Middle-aged white people in the United States are bucking a global trend as they face an escalation in deaths from suicide, overdose and alcohol related deaths, according to a study from Anne Case and Angus Deaton of Princeton University.
Dear Robin McLaurin Williams,
Can you imagine a movie called “Heart Disease Squad”? How about “Cancer Squad”? Those titles would be absurd as well as disrespectful to people whose lives have been hurt by those illnesses, right?
So why is a movie called “Suicide Squad” in the works?
It takes a great deal of courage to acknowledge that you've struggled with suicidal thoughts, or that someone close to you has died by suicide.
Such admissions are rare enough that we do not have common language for them, just as we don't have common ways of discussing mental health and suicide in general. It can be uncomfortable and scary.
It’s the rare suicide article that encompasses what the suicide prevention community feels: heartbreak, grim statistics (nearly 40,000 dead each year) and a desire to speak out about something so culturally subverted that most people don’t even realize they avoid it.
More than two months after actor Robin Williams’ death, suicide prevention crisis lines are still reporting an unprecedented increase in calls, according to Newsweek. Directors attributed the increase to greater awareness due to widespread publication of crisis line numbers and more open discussion of depression and suicide risk.
By Roy K. Bunce

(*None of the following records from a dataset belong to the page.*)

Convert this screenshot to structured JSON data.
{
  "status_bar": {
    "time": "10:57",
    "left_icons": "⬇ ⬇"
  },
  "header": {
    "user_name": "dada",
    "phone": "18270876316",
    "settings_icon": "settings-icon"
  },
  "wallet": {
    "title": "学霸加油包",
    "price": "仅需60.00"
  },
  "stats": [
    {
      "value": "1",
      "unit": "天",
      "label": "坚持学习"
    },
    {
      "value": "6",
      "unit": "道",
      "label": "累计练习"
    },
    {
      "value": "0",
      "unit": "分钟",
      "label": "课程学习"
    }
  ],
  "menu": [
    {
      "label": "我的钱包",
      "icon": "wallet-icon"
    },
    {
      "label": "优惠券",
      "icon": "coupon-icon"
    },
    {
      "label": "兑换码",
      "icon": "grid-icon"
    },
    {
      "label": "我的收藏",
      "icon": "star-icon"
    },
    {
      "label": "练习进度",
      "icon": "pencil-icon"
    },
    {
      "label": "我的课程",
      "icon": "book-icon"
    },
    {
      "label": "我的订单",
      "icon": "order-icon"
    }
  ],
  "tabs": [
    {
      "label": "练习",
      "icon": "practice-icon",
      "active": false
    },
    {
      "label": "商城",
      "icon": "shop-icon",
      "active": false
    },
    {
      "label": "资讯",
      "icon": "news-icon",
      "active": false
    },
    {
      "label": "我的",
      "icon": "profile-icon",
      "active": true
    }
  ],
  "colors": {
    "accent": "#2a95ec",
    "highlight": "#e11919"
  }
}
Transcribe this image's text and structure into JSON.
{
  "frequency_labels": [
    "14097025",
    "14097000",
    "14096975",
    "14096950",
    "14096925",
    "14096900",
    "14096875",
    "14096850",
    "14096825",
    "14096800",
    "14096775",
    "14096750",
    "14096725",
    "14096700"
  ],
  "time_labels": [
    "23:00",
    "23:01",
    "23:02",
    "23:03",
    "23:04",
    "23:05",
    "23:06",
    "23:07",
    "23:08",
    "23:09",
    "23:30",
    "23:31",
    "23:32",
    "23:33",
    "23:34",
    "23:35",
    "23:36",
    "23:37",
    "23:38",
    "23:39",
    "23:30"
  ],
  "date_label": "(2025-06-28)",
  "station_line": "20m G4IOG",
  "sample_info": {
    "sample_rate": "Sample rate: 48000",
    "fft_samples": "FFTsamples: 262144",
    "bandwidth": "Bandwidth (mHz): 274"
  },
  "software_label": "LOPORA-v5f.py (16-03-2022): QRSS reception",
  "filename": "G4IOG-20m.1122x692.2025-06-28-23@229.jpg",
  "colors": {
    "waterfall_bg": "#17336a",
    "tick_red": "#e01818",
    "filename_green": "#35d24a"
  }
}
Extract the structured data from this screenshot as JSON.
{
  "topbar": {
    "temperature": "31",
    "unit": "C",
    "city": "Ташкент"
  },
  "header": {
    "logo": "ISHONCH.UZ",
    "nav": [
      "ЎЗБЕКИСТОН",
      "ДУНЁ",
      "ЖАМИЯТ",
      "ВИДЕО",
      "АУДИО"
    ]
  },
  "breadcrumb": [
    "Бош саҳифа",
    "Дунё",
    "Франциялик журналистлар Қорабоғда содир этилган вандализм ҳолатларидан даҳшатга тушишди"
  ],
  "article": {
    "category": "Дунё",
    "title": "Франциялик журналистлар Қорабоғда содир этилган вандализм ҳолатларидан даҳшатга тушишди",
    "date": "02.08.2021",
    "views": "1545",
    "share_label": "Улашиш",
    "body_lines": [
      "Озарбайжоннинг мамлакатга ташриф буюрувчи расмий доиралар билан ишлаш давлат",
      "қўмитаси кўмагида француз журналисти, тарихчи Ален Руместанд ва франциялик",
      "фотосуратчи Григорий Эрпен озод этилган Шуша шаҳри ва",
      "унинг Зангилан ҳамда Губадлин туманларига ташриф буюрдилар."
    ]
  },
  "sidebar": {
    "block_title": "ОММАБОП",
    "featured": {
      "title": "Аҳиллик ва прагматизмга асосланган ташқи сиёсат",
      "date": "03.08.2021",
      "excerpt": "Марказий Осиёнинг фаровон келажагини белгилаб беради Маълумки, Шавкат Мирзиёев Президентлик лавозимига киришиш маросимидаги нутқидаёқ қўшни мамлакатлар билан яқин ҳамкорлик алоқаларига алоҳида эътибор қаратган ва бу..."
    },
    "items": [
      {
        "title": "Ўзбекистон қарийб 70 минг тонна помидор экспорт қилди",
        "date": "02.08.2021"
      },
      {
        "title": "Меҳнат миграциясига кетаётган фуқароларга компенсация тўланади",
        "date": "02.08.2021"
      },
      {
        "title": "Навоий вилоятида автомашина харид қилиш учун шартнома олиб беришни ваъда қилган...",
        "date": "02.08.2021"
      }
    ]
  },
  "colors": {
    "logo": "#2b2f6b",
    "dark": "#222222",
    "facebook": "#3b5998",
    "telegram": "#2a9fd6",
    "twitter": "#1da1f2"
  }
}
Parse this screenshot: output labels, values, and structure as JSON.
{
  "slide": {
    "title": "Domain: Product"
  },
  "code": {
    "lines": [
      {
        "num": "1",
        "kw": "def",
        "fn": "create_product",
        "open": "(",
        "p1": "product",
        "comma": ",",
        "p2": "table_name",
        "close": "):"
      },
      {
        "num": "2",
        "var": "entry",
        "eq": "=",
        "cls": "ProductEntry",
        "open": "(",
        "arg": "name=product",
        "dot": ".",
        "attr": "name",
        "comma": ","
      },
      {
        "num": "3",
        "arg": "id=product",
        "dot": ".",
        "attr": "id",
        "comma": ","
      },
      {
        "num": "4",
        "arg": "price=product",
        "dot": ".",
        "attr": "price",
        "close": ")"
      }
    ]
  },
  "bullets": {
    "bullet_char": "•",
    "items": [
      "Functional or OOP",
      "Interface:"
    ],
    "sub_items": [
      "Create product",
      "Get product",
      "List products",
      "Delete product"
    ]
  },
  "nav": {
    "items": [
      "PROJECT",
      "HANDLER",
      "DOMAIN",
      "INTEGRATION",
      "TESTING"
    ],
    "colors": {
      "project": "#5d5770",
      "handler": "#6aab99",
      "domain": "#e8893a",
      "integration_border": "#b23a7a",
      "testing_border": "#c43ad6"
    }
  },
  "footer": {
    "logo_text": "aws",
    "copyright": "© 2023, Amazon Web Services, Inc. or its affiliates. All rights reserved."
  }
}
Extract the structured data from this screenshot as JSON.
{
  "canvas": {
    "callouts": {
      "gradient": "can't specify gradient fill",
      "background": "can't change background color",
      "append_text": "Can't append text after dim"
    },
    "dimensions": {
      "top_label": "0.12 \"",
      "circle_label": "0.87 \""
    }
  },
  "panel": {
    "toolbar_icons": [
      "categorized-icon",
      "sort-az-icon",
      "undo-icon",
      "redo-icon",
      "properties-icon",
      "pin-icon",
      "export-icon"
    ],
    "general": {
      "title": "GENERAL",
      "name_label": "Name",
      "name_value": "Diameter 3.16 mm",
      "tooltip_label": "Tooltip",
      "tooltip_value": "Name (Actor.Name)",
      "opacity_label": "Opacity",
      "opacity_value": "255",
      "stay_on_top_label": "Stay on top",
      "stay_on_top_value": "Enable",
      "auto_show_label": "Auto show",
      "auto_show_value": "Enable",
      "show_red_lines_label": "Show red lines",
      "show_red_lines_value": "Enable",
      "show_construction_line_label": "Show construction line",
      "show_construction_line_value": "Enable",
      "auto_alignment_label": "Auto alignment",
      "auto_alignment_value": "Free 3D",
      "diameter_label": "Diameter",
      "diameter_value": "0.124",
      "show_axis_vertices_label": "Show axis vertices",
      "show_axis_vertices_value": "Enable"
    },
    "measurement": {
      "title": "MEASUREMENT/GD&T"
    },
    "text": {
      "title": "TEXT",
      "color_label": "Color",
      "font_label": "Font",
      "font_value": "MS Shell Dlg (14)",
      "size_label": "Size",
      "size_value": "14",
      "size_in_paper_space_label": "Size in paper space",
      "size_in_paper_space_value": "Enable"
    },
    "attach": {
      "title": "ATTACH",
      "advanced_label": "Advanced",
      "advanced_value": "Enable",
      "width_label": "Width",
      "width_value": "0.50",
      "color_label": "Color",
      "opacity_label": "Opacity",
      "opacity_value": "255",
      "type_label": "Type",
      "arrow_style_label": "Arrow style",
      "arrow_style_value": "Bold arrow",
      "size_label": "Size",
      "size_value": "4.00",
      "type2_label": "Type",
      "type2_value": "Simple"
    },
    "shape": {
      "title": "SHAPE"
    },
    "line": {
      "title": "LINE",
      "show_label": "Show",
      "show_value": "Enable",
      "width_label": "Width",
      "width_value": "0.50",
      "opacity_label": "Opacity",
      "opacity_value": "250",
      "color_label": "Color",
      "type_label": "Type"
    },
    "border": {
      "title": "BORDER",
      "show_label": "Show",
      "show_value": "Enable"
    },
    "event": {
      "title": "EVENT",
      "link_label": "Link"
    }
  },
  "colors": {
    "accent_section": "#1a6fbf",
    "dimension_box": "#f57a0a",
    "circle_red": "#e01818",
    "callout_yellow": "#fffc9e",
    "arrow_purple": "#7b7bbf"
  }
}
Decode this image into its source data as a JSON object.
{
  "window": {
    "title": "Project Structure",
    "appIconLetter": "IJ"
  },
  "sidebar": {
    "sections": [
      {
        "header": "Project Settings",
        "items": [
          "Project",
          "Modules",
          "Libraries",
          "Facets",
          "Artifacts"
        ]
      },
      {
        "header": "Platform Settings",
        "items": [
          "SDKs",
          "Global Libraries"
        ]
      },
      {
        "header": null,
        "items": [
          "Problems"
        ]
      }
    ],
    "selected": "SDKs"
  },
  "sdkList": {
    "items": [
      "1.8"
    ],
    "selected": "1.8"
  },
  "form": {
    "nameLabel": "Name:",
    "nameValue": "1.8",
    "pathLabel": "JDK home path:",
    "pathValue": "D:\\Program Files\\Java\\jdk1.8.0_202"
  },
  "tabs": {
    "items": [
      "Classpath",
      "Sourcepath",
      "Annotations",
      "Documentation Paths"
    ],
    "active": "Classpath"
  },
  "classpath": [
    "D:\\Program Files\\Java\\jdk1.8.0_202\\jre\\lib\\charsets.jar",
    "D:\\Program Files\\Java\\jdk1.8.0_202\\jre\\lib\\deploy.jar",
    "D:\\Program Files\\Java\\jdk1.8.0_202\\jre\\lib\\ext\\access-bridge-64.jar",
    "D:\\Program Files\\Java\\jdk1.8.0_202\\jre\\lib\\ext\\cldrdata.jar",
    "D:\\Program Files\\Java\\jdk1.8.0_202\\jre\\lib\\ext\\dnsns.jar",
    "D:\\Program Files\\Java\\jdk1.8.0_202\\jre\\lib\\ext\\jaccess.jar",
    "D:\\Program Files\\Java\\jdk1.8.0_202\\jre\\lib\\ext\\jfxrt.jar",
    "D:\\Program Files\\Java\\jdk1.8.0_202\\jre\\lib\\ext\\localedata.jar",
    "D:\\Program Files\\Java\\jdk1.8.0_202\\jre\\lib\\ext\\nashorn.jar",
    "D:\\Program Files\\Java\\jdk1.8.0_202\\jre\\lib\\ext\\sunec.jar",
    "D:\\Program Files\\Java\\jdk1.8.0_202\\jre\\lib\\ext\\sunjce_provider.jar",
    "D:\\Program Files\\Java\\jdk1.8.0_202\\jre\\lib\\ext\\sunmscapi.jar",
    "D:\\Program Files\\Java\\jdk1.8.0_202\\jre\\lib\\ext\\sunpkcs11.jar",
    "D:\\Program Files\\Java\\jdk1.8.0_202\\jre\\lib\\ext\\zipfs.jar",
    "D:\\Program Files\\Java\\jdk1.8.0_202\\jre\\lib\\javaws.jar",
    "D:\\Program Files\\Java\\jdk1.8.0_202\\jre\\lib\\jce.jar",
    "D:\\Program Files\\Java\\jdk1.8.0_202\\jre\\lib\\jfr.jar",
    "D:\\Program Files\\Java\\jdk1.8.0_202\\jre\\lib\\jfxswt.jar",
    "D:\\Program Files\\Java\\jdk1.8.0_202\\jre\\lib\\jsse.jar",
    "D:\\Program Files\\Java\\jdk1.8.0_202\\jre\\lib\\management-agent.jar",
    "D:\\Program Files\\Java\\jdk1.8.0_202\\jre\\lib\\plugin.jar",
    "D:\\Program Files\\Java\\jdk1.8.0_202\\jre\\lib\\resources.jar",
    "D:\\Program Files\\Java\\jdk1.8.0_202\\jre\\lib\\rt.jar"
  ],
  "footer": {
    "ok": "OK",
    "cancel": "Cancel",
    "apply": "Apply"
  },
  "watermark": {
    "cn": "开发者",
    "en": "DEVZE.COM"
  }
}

This week we're having a national conversation about suicide and depression, topics too often kept under wraps because of the stigma surrounding them. It comes at a terrible cost—the Aug. 11 death of actor and comedic genius Robin Williams—but gives rise to the hope expressed the morning after his death by NBC’s Dr. Nancy Snyderman that maybe, just maybe, this will be the “turning point where we talk about mental illness in a different way.”